Task objective
When you copy the entries, omit the images and keep every word as it is.

(Dataset records)
————————

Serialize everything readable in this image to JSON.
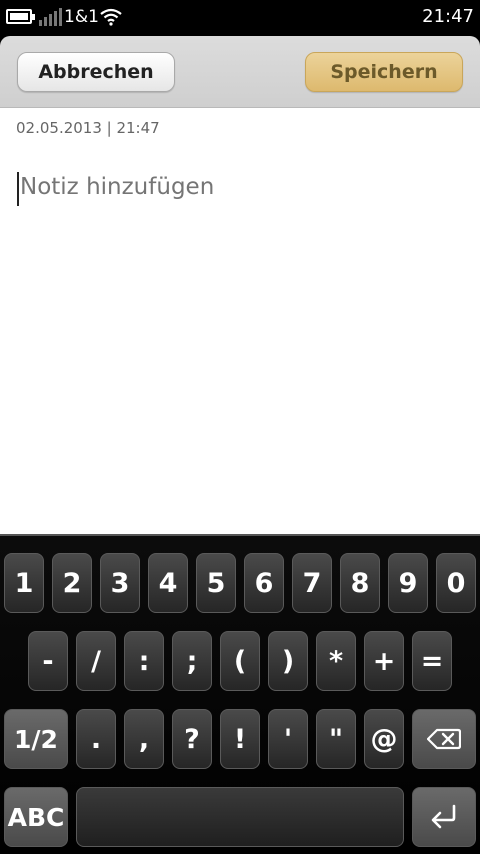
{
  "status_bar": {
    "carrier": "1&1",
    "time": "21:47"
  },
  "toolbar": {
    "cancel_label": "Abbrechen",
    "save_label": "Speichern"
  },
  "note": {
    "timestamp": "02.05.2013 | 21:47",
    "placeholder": "Notiz hinzufügen"
  },
  "keyboard": {
    "row1": [
      "1",
      "2",
      "3",
      "4",
      "5",
      "6",
      "7",
      "8",
      "9",
      "0"
    ],
    "row2": [
      "-",
      "/",
      ":",
      ";",
      "(",
      ")",
      "*",
      "+",
      "="
    ],
    "row3": [
      "1/2",
      ".",
      ",",
      "?",
      "!",
      "'",
      "\"",
      "@"
    ],
    "abc_label": "ABC"
  }
}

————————

Answer for this exercise
Serialize everything readable in this image to JSON.
{
  "status_bar": {
    "carrier": "1&1",
    "time": "21:47"
  },
  "toolbar": {
    "cancel_label": "Abbrechen",
    "save_label": "Speichern"
  },
  "note": {
    "timestamp": "02.05.2013 | 21:47",
    "placeholder": "Notiz hinzufügen"
  },
  "keyboard": {
    "row1": [
      "1",
      "2",
      "3",
      "4",
      "5",
      "6",
      "7",
      "8",
      "9",
      "0"
    ],
    "row2": [
      "-",
      "/",
      ":",
      ";",
      "(",
      ")",
      "*",
      "+",
      "="
    ],
    "row3": [
      "1/2",
      ".",
      ",",
      "?",
      "!",
      "'",
      "\"",
      "@"
    ],
    "abc_label": "ABC"
  }
}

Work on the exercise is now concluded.